Rubicon Construction is a Bloomington-based residential and commercial builder focused on high-quality construction. Their business has grown and diversified, and they wanted their website to reflect that.

After reviewing company history and goals with Business Officer Michael Eaton and Operations Officer Kevin Powell, we recommended Rubicon split into two companies: residential and commercial. It was simply too difficult for them to reach two such diverse audiences under one name and one marketing message.

After settling on Rubicon Custom Homes for the name of the residential side, we developed a new website to establish the brand. Unlike many builders, Rubicon is known for developing accurate estimates for both schedule and budget. They also are one of only a handful of Energy Star® partners in Indiana.

These were specific marketing points we wanted to communicate, but we wanted to embed them in a larger brand context. That brand reflects both Kevin and Mike’s business approach and their personal styles. With backgrounds in healthcare and business management, their values of personal care and thoughtful attention to detail are reflected throughout the brand. They’re also committed to ongoing education to ensure they stay ahead of the curve for the industry.

Our design reflects this combination of warmth, stability, and quality, along with a touch of dynamism and movement that expresses Rubicon’s continual drive for improvement. The color scheme of warm greens and blues reflects not only Rubicon’s Earth-friendly building techniques, but tips its hat to the origin of the Rubicon brand name: the commitment reflected in the phrase “crossing the Rubicon.”

The wide composition gives a feeling of expansiveness, while vertical columns of type and photography anchor the layout to give it a sense of solidity. Linotype Zapfino adds a splash of elegance to connect with the upscale market that comprises much of Rubicon’s customer base.
We also worked extensively on copywriting to reinforce the key elements of the brand and ensure consistent delivery of the Rubicon message. While we were at it, we designed new business cards, too!

All this was accomplished in the flurry of activity leading up to the annual Parade of Homes.

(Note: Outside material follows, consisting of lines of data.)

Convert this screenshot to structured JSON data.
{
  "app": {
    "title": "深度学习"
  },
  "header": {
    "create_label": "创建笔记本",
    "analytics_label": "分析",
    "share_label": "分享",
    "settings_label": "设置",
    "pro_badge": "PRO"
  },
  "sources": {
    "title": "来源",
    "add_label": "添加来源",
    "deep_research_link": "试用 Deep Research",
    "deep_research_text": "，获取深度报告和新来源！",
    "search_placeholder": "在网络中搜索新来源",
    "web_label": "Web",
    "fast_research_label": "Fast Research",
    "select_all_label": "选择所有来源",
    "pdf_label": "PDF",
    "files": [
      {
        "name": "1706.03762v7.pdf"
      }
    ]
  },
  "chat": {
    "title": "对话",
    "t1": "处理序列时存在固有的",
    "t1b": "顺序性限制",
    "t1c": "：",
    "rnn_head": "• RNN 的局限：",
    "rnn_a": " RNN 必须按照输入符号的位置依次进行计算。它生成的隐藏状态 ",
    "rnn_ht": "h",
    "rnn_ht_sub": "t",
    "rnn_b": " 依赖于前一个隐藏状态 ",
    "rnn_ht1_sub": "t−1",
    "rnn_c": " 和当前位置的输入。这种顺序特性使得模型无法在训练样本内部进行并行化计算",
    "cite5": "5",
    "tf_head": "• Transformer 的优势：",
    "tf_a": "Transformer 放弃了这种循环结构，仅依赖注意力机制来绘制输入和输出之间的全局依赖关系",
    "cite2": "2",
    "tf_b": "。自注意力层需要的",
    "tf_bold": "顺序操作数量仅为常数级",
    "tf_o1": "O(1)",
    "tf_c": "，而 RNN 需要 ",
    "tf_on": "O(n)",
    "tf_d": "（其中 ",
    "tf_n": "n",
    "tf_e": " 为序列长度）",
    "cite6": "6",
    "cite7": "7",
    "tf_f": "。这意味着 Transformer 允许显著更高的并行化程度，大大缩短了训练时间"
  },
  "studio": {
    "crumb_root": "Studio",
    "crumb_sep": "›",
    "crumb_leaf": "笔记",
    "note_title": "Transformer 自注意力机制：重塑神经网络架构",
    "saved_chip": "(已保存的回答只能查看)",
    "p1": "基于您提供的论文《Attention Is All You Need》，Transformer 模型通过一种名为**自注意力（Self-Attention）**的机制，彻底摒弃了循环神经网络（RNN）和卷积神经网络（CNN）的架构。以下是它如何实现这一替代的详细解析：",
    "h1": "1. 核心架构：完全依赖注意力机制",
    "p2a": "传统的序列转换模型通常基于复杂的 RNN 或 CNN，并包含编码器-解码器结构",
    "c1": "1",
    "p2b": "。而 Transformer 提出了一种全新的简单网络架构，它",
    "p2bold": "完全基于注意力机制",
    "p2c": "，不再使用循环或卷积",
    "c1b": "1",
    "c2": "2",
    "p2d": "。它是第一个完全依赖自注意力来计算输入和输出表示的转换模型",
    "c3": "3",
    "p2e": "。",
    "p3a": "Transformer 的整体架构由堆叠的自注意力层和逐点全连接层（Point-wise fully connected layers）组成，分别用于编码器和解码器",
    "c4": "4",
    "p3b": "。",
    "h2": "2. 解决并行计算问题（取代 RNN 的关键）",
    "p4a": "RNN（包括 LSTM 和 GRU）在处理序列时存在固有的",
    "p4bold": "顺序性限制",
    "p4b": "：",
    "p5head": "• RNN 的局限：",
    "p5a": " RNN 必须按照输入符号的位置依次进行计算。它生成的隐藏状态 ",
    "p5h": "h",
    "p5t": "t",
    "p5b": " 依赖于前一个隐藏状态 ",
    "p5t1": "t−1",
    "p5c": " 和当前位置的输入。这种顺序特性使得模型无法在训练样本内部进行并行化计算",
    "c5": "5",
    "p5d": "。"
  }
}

We were thrilled when Rubicon won both Best of Show and Realtors’ Choice awards for their outstanding custom home in Quarry Estates!

Check out the Rubicon Custom Homes site designed by